Entries from a dataset of interfaces:
<<<<

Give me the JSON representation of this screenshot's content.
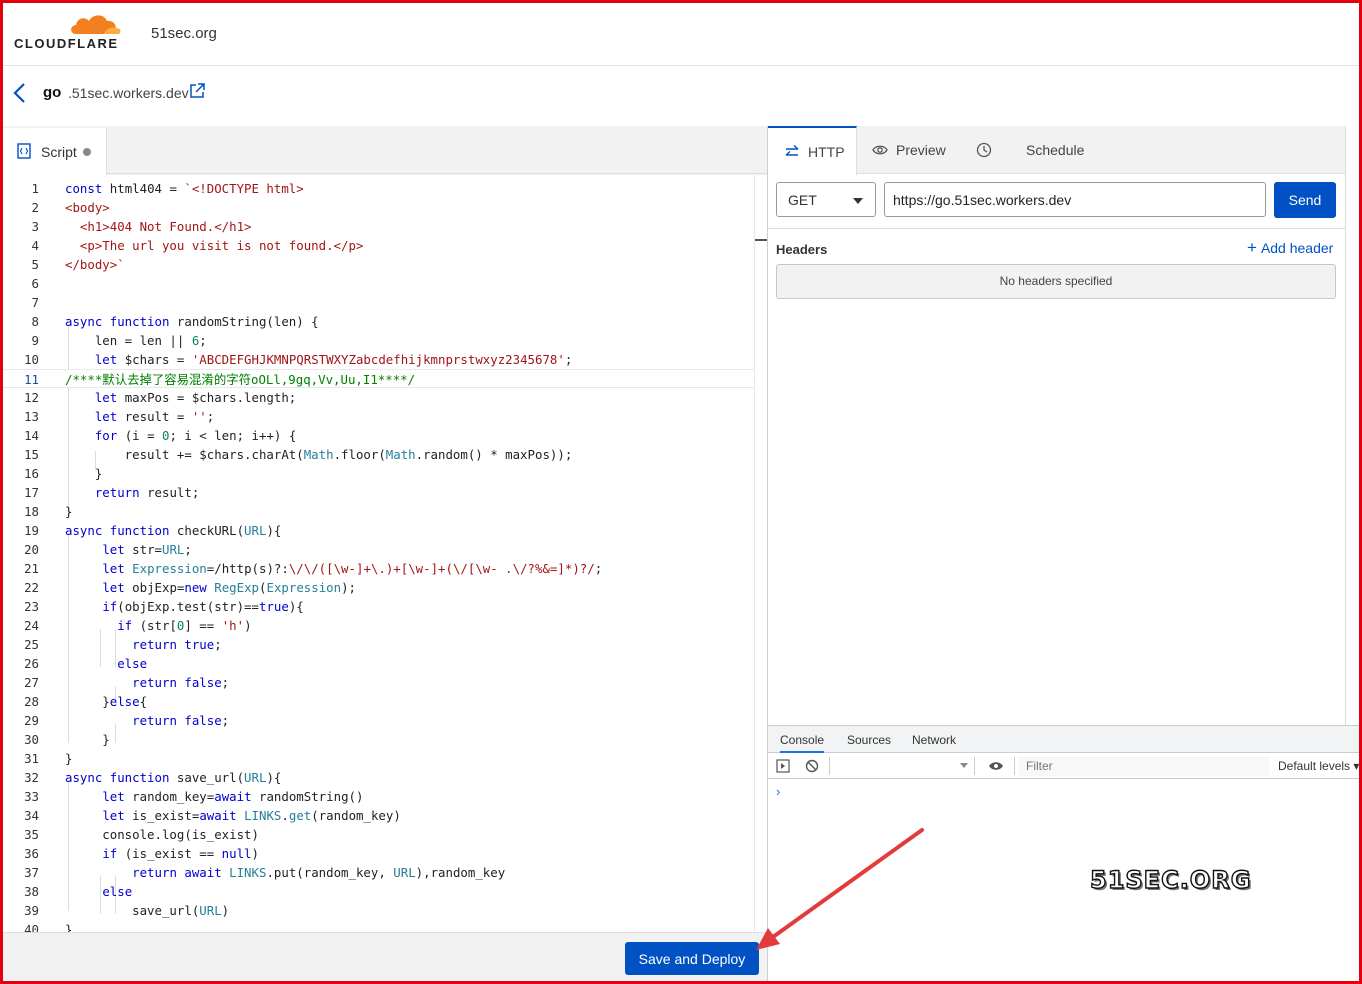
{
  "brand": {
    "logo_text": "CLOUDFLARE",
    "site": "51sec.org",
    "logo_color": "#f38020"
  },
  "worker": {
    "name": "go",
    "domain": ".51sec.workers.dev"
  },
  "editor": {
    "tab_label": "Script",
    "deploy_label": "Save and Deploy",
    "line_numbers": [
      "1",
      "2",
      "3",
      "4",
      "5",
      "6",
      "7",
      "8",
      "9",
      "10",
      "11",
      "12",
      "13",
      "14",
      "15",
      "16",
      "17",
      "18",
      "19",
      "20",
      "21",
      "22",
      "23",
      "24",
      "25",
      "26",
      "27",
      "28",
      "29",
      "30",
      "31",
      "32",
      "33",
      "34",
      "35",
      "36",
      "37",
      "38",
      "39",
      "40"
    ]
  },
  "http": {
    "tabs": [
      "HTTP",
      "Preview",
      "Schedule"
    ],
    "method": "GET",
    "url": "https://go.51sec.workers.dev",
    "send_label": "Send",
    "headers_title": "Headers",
    "add_header_label": "Add header",
    "no_headers_text": "No headers specified"
  },
  "devtools": {
    "tabs": [
      "Console",
      "Sources",
      "Network"
    ],
    "filter_placeholder": "Filter",
    "levels_label": "Default levels",
    "prompt": "›"
  },
  "watermark": "51SEC.ORG",
  "colors": {
    "accent": "#0051c3",
    "frame": "#e3000f",
    "arrow": "#e23b3b"
  }
}
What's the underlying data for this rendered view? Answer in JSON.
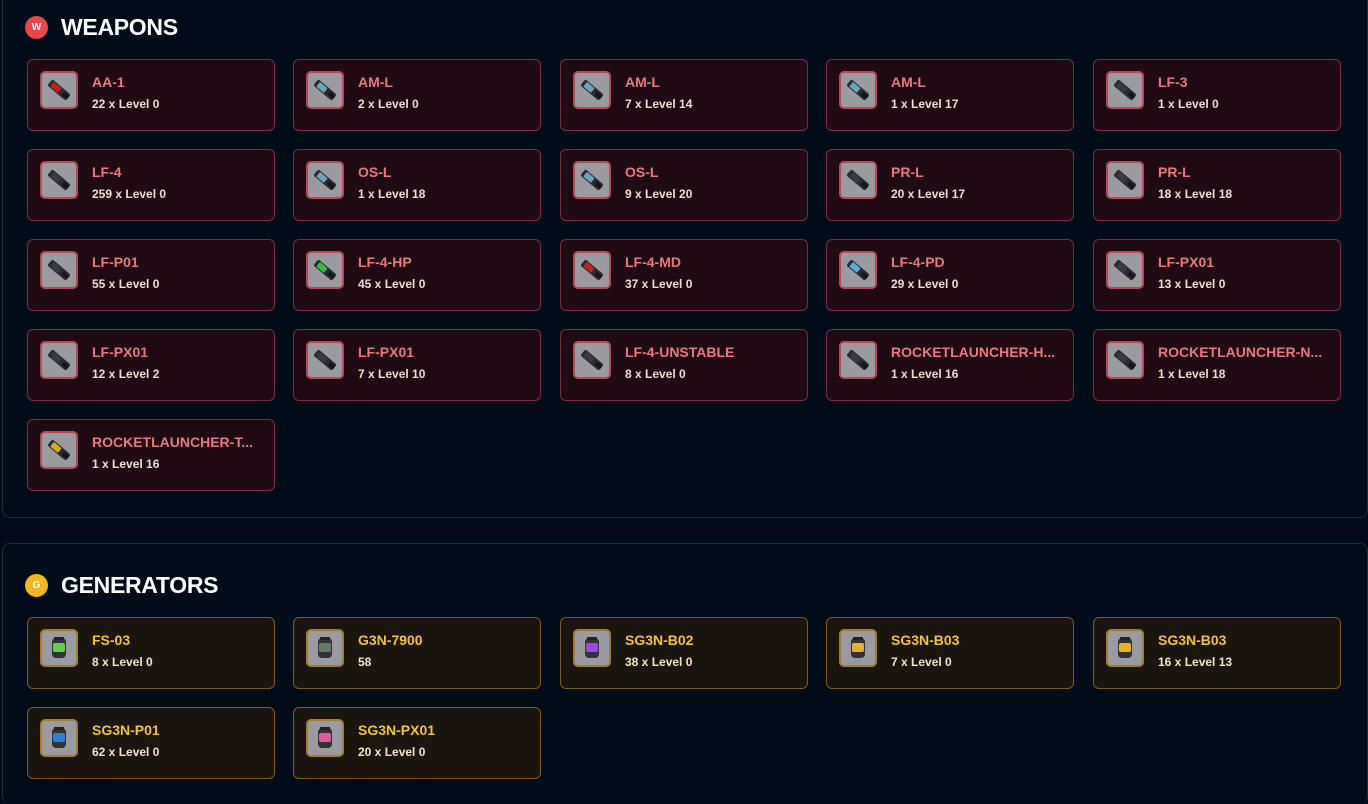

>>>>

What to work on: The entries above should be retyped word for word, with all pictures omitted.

Exercise solution:
Give me the JSON representation of this screenshot's content.
{
  "brand": {
    "logo_text": "CLOUDFLARE",
    "site": "51sec.org",
    "logo_color": "#f38020"
  },
  "worker": {
    "name": "go",
    "domain": ".51sec.workers.dev"
  },
  "editor": {
    "tab_label": "Script",
    "deploy_label": "Save and Deploy",
    "line_numbers": [
      "1",
      "2",
      "3",
      "4",
      "5",
      "6",
      "7",
      "8",
      "9",
      "10",
      "11",
      "12",
      "13",
      "14",
      "15",
      "16",
      "17",
      "18",
      "19",
      "20",
      "21",
      "22",
      "23",
      "24",
      "25",
      "26",
      "27",
      "28",
      "29",
      "30",
      "31",
      "32",
      "33",
      "34",
      "35",
      "36",
      "37",
      "38",
      "39",
      "40"
    ]
  },
  "http": {
    "tabs": [
      "HTTP",
      "Preview",
      "Schedule"
    ],
    "method": "GET",
    "url": "https://go.51sec.workers.dev",
    "send_label": "Send",
    "headers_title": "Headers",
    "add_header_label": "Add header",
    "no_headers_text": "No headers specified"
  },
  "devtools": {
    "tabs": [
      "Console",
      "Sources",
      "Network"
    ],
    "filter_placeholder": "Filter",
    "levels_label": "Default levels",
    "prompt": "›"
  },
  "watermark": "51SEC.ORG",
  "colors": {
    "accent": "#0051c3",
    "frame": "#e3000f",
    "arrow": "#e23b3b"
  }
}
What's the underlying data for this rendered view? Answer in JSON.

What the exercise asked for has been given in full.